Now, at last. It’s arrived. I can see it on the post office shelf.
When I told my long-suffering but always supportive publisher that I was planning to write a third Felix book, she was pleased. When I told her I was going to leap ahead seventy years and have the story start on Felix’s eightieth birthday, her expression didn’t change and she didn’t say anything, but her eyes narrowed very slightly.
I had an idea what she was thinking. Something like, oh no, he’s finally lost it. He thinks he can replace a ten year old character with an eighty year old one and readers won’t get upset and throw books at him in libraries.
But because Laura Harris is a magnificent publisher and a very fine person, I was hoping she was also thinking, doesn’t matter, we’ll support him in this time of craziness because that’s what we do, support our authors, even when their crazy ideas result in concussion.
I was wrong. About the first bit. When I explained that Now would be the third and final book about Felix, and that since finishing Then I’d been haunted by curiosity about how the terrible and sometimes wonderful events of Felix’s childhood would affect the rest of his life, and that I wanted Felix to have an experience late in his life that would give him the chance to lay some of the ghosts and demons and sadness of his childhood to rest, Laura nodded understandingly.
She said it was an unusual but interesting way to finish Felix’s story and she looked forward to reading it. I could see she was happy that there would be a third Felix book and I knew why. Three books makes a trilogy, and there have been many fine and famous trilogies throughout literary history. And she was probably hoping mine would be among them.
Which it might have been if I hadn’t had another rush of blood to the head a couple of years later and written another Felix book. Well, it wasn’t so much a rush of blood to the head as a rush of Felix to the imagination. (For further explanation and a full apology, see the After page.)
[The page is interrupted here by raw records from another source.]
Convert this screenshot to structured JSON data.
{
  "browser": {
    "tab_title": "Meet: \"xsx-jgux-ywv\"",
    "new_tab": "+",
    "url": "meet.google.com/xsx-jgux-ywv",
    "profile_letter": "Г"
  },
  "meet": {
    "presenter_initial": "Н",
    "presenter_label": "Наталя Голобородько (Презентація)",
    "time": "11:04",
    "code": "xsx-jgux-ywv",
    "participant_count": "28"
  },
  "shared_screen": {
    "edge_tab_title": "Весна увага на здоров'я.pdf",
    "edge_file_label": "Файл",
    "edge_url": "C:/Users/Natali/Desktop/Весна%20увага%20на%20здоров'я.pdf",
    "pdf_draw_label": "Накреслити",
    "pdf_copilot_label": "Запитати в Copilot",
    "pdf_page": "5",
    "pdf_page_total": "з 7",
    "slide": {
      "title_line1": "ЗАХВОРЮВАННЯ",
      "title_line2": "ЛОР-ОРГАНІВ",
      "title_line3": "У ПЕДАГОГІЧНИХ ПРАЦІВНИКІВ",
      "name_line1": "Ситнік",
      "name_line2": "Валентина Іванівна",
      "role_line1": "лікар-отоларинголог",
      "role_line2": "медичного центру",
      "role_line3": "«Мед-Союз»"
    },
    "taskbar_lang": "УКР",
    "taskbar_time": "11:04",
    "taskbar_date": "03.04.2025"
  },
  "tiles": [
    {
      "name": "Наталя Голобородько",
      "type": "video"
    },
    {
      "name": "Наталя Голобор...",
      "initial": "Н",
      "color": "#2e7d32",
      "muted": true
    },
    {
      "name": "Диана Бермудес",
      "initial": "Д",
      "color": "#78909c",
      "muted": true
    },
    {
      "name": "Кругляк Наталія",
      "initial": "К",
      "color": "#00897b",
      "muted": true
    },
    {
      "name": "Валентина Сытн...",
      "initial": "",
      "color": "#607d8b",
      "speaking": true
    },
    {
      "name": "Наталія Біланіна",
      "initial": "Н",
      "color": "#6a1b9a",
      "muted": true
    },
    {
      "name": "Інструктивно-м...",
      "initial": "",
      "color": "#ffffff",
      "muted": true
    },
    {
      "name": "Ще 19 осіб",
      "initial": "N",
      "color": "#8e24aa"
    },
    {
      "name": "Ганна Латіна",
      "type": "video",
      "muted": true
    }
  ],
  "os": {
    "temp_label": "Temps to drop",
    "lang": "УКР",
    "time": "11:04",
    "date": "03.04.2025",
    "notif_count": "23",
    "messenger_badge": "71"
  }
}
But that was all in the future. My challenge as I sat down to plan Now was to find an event in present-day Australia that would involve a huge ruthless unstoppable destructive force powerful enough to reconnect an eighty year old Holocaust survivor with his childhood. To cause him to feel all the painful feelings of those early years even though he doesn’t really want to. And to give him the chance to do something now that he wasn’t able to do as a ten year old boy. Something that will give him the relief he’s needed and deserved for seventy years.
A big ask. I couldn’t think what the event could be. Even Zelda, Felix’s young granddaughter who was going to tell us the story, couldn’t think of anything.
And then one very hot Saturday morning in February, after a couple of hours at my desk still not able to find the event the story needed, I switched on my computer to look at the news.
And saw that just outside Melbourne a bushfire had started. Every available fire-fighting unit was being mobilised. Small towns were being told to evacuate. Because rarely had Australia experienced a bushfire this huge and unstoppable and destructive ...
As with the previous Felix books, research was an important part of preparing to write Now. The real life stories of the people and communities caught up in the terrible bushfires that swept through parts of Victoria, Australia in February 2009 inspired the story of Now in all kinds of ways. Many of those real life stories were recorded in the extensive media coverage of that time, and many others live on in the following books:
Black Saturday edited by John McGourty
A Future In Flames by Danielle Clode
Worst Of Days by Karen Kissane
Inferno by Roger Franklin
Now is available in bookshops and libraries in Australia, New Zealand, the UK, and online: